Bedfordshire clanger

Bedfordshire clanger
Place of origin United Kingdom
Region or state Bedfordshire
Main ingredients suet pastry; meat, potatoes, vegetables; jam, sweetened apple or other fruit
Cookbook: Bedfordshire clanger  Media: Bedfordshire clanger

The Bedfordshire Clanger is a dish from the English county of Bedfordshire, dating back to at least the 19th century. The clanger is an elongated suet crust dumpling similar to a pasty, with a savoury filling at one end and a sweet filling at the other, comprising a main course and dessert in one package. It is traditionally steamed but may be baked for robustness. The crust was not originally intended for consumption but to protect the fillings from the soiled hands of the workers.[1]

The savoury end is traditionally meat with diced potatoes and vegetables (although a filling without meat is also possible), and the sweet end is usually jam, or sweetened apple or other fruit. Traditionally the top of the clanger is scored with a few lines to denote the sweet end.

Historically, the Bedfordshire Clanger was made by women for their husbands to take to their agricultural work as a midday meal. The dish is still available at various bakers and served at some hotels, restaurants and local places of interest.

A similar, but entirely savoury, dish comes from Buckinghamshire. Known as the Buckinghamshire Bacon Badger, it is made from bacon, potatoes and onions which are enclosed in a pastry case.[2]

See also

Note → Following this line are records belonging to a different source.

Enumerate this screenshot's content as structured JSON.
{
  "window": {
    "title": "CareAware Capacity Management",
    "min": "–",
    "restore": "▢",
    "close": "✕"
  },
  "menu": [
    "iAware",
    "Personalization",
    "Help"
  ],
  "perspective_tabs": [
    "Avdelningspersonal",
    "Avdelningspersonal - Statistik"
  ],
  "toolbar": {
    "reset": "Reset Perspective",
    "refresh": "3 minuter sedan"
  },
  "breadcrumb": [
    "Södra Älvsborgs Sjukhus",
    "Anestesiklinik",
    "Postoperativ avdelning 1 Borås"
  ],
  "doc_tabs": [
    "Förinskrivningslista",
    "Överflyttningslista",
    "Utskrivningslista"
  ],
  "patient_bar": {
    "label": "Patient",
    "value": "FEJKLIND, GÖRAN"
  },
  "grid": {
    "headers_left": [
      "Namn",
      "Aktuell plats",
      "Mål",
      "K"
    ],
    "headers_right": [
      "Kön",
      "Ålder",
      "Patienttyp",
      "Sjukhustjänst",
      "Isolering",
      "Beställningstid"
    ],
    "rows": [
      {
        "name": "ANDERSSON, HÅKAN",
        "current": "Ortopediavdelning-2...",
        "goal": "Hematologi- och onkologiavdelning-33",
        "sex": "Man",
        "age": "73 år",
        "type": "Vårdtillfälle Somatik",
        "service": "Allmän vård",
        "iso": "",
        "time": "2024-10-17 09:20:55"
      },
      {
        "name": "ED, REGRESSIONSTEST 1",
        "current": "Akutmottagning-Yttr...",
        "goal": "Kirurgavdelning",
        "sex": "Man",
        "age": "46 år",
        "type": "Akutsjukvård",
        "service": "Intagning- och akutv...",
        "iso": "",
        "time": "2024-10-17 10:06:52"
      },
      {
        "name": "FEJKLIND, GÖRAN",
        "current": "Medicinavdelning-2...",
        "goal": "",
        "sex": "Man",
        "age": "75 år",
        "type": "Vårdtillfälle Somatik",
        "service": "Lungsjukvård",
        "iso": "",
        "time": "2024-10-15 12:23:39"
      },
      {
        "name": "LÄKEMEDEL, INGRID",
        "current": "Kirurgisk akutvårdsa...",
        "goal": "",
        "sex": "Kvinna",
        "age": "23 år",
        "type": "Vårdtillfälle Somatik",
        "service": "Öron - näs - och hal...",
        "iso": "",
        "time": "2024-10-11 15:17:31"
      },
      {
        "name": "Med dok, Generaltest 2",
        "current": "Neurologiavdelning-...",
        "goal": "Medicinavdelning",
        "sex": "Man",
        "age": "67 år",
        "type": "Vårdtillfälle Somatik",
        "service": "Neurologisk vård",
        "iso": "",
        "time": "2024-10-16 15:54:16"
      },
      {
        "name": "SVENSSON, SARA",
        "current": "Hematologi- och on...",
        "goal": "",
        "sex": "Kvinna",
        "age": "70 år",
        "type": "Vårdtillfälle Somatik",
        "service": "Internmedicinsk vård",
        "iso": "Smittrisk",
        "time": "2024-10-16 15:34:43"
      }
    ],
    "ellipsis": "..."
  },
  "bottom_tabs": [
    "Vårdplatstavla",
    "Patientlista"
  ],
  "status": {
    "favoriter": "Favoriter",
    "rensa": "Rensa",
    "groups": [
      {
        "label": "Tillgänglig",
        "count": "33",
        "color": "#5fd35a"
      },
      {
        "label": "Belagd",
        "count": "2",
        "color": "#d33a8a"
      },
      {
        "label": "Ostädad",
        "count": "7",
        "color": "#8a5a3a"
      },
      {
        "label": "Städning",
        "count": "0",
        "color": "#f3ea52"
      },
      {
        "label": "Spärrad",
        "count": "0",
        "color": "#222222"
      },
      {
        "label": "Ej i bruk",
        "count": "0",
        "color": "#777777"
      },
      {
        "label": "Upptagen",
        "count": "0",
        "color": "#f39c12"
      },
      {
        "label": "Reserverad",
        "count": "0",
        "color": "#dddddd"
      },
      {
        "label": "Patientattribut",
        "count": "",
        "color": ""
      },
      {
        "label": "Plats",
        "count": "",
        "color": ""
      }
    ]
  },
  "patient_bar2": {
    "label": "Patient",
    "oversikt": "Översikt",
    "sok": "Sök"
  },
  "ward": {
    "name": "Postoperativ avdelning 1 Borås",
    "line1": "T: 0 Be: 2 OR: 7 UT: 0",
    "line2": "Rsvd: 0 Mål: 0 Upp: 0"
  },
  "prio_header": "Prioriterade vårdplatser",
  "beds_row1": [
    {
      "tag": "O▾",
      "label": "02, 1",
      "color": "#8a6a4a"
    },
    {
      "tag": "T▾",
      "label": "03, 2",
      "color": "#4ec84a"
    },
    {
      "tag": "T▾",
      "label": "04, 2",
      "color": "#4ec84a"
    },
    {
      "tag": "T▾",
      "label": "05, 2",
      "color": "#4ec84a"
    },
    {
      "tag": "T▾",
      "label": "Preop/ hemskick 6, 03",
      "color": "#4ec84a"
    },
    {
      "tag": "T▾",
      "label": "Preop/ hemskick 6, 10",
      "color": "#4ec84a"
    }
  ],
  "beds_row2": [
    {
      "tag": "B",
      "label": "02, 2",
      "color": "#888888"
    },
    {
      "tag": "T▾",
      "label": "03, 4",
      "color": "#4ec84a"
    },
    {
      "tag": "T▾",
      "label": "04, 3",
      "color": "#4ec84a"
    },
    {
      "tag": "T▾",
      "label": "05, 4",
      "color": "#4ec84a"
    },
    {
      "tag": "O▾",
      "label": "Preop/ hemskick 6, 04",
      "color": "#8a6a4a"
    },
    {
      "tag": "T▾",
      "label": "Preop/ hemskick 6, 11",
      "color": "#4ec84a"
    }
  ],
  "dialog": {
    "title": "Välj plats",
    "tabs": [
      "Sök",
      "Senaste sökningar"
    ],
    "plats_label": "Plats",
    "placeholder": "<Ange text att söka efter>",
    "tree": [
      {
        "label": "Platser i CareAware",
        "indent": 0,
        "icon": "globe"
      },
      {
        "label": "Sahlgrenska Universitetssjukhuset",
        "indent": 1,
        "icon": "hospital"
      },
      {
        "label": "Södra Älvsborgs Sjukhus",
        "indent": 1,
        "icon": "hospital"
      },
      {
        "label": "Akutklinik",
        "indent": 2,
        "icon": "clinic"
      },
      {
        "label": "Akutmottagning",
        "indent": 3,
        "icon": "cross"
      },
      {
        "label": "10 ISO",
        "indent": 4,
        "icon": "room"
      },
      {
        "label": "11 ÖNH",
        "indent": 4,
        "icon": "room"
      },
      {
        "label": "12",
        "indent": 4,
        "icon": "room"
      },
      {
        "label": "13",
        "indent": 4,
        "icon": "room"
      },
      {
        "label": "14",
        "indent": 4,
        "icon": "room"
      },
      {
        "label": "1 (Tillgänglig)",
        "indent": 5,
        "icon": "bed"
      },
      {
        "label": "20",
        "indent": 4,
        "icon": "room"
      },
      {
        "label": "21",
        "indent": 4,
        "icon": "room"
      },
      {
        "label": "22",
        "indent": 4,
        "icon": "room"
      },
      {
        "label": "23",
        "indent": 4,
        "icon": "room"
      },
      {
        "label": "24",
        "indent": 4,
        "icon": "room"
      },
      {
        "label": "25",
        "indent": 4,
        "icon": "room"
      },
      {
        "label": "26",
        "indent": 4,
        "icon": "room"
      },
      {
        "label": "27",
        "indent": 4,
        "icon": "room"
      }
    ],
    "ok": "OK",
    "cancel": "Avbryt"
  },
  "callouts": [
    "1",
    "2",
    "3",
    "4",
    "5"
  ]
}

  1. "How do you cook a proper Bedfordshire Clanger?". Bedfordshire on Sunday. 13 April 2014. Retrieved 2 February 2016.
  2. Mashiter, Rosa (1989) A Little English Cookbook. Belfast: Appletree Press; pp. 28-31

External links

This article is issued from Wikipedia - version of the 2/23/2016. The text is available under the Creative Commons Attribution/Share Alike but additional terms may apply for the media files.